Shell’s schedule for drilling may be squeezed tighter. U.S. Department of the Interior Secretary Ken Salazar told reporters in Washington, D.C., July 18 that he could wait until as late as Aug. 15 to make a final decision on drilling permits for Shell.
That means the company is being pushed into starting drilling in the third week of August, three weeks later than its original date of the last week of July.
Shell must complete any drilling into hydrocarbon-bearing zones in the Chukchi Sea by Sept. 24 under lease conditions laid down by the Interior Department.
With a late start, Shell will not be able to complete the three exploration wells it had planned in the Chukchi Sea, although work to prepare other wells, to be finished in 2014, can continue.
The company has more flexibility in the Beaufort Sea where it will be able to drill into October. Shell plans two test wells in the Beaufort Sea.
Ice conditions are also complicating Shell’s plans, although those were showing improvement on August 19, Shell officials said.
Salazar said another unresolved problem for Shell is the final approvals needed for a new spill response barge that is still in Seattle undergoing U.S. Coast Guard inspections. The spill barge must be in the Arctic with the rest of Shell’s fleet before drilling can begin.
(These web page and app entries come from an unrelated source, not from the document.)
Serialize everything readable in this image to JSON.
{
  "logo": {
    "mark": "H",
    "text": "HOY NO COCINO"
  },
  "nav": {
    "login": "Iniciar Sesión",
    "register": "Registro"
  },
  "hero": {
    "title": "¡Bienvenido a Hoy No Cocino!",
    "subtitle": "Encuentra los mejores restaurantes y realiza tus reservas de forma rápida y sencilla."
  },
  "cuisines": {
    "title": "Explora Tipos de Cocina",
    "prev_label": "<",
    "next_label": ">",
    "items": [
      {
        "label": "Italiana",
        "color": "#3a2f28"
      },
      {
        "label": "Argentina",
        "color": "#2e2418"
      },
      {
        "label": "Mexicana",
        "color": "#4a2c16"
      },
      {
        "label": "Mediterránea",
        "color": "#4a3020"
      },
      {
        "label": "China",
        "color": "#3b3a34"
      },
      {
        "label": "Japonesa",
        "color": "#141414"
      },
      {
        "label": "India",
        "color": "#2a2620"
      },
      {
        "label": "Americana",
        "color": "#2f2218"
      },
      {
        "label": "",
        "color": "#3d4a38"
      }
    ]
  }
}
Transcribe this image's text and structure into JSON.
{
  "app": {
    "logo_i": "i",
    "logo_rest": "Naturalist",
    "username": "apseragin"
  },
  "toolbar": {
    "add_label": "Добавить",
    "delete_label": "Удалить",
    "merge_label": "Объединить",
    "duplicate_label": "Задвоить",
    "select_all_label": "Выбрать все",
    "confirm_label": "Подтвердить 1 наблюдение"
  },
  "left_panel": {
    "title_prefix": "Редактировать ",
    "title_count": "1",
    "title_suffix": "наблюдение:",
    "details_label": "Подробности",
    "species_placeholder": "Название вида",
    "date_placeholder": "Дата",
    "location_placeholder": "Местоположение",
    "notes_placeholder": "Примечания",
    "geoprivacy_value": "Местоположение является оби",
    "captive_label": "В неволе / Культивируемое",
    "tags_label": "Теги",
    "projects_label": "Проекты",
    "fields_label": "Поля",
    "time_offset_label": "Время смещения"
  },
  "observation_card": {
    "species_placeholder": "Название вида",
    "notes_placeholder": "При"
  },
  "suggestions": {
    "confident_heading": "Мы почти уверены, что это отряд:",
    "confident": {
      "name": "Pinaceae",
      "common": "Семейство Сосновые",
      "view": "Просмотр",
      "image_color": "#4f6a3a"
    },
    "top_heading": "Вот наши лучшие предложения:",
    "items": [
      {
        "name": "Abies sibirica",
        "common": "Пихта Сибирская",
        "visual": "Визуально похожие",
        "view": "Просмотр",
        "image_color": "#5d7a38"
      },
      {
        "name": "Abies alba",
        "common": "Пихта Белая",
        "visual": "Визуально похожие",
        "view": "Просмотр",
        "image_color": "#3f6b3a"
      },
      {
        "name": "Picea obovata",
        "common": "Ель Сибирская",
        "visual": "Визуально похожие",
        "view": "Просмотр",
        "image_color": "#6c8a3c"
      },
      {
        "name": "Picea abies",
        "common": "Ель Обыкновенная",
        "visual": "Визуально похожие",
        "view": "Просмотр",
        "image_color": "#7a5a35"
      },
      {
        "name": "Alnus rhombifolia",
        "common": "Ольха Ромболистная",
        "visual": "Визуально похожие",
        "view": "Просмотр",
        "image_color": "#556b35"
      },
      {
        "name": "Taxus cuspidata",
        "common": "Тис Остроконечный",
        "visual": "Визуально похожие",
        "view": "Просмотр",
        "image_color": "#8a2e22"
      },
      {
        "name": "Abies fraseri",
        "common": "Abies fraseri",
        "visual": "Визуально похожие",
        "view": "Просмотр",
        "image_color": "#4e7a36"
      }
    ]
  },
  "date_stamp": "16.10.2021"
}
Needed modifications to Shell’s air quality permits from the U.S. Environmental Protection Agency, although minor, add another wrinkle.
Meanwhile, Shell suffered an embarrassing mishap July 14 when its drillship Noble Discoverer slipped its anchor in Dutch Harbor and drifted toward shore, pushed by winds.
Shell inspected the drillshop for damage with a subsea Remote Operated Vehicle but found no damage, Shell spokesman Curtis Smith said. That was verified by the U.S. Coast Guard.
The ship was within 500 feet of shore when its crew was able to move the vessel further out for re-anchoring.
“While moored off the coast of Dutch Harbor, the Noble Discoverer drifted toward land and stopped very near the coast. One of Shell’s vessels, the Lauren Foss, then safely towed the Discoverer to its prior mooring position,” Smith said in a statement. A divers’ inspection was done as a precaution, he said.
A U.S. Coast Guard spokeswoman said the vessel appeared not to have actually grounded.
“There were no reports of damage to the vessel or pollution,” Coast Guard Petty Officer Sara Francis, the spokeswoman, said.
A soft seabed in Dutch Harbor apparently allowed the vessel to drag its anchor, and winds up to 35 mph may have been a contributing factor, Francis said.
The Noble Discoverer is in Dutch Harbor along with a second Shell drilling vessel, the Kulluk, and several support vessels. Shell plans to move the ships to the Arctic in late July as ice conditions improve off Alaska’s northern coast.
On the air permit modifications, Shell has asked EPA to make minor changes to federal air quality permits issued to the drillship Discoverer and mobile drill structure Kulluk, both now en route to the Arctic to drill exploration wells in the Chukchi and Beaufort seas off Alaska, a Shell spokesman said Thursday.
The air permits issued to Shell by EPA have been the subject of litigation by environmental groups working to halt the company’s Arctic exploration, and there is concerns with any changes to the permits because of potential new lawsuits.
“One of the generators on the Discoverer has tested slightly above the permitted threshold for ammonia and nitrous oxide releases,” Shell spokesman Curtis Smith said. The company has been unable to find a solution to solve the problem but the generators are not major sources of air pollution and the Discoverer is still within its overall emissions limit even with the problem, Smith said.
EPA has agreed to issue a Compliance Order allowing the higher emissions that is a short-term solution and for the longer term will consider modifying the permit itself, Smith said.
On the Kulluk, there are no technology issues but an error in the technical language of the permit that needs correction, he said. The Kulluk is considered a Minor Air Source under EPA rules while the Discoverer is a Major Air Source, a designation that requires a more stringent permit standard for air emissions.
The Noble Discoverer is due to drill exploration wells in the Chukchi Sea, off the northwest Alaska coast, while the Kulluk will be moved to the eastern Alaskan Beaufort Sea to drill test wells. Shell hopes to be drilling in the first week of August, company officials have said.
Tim Bradner can be reached at firstname.lastname@example.org.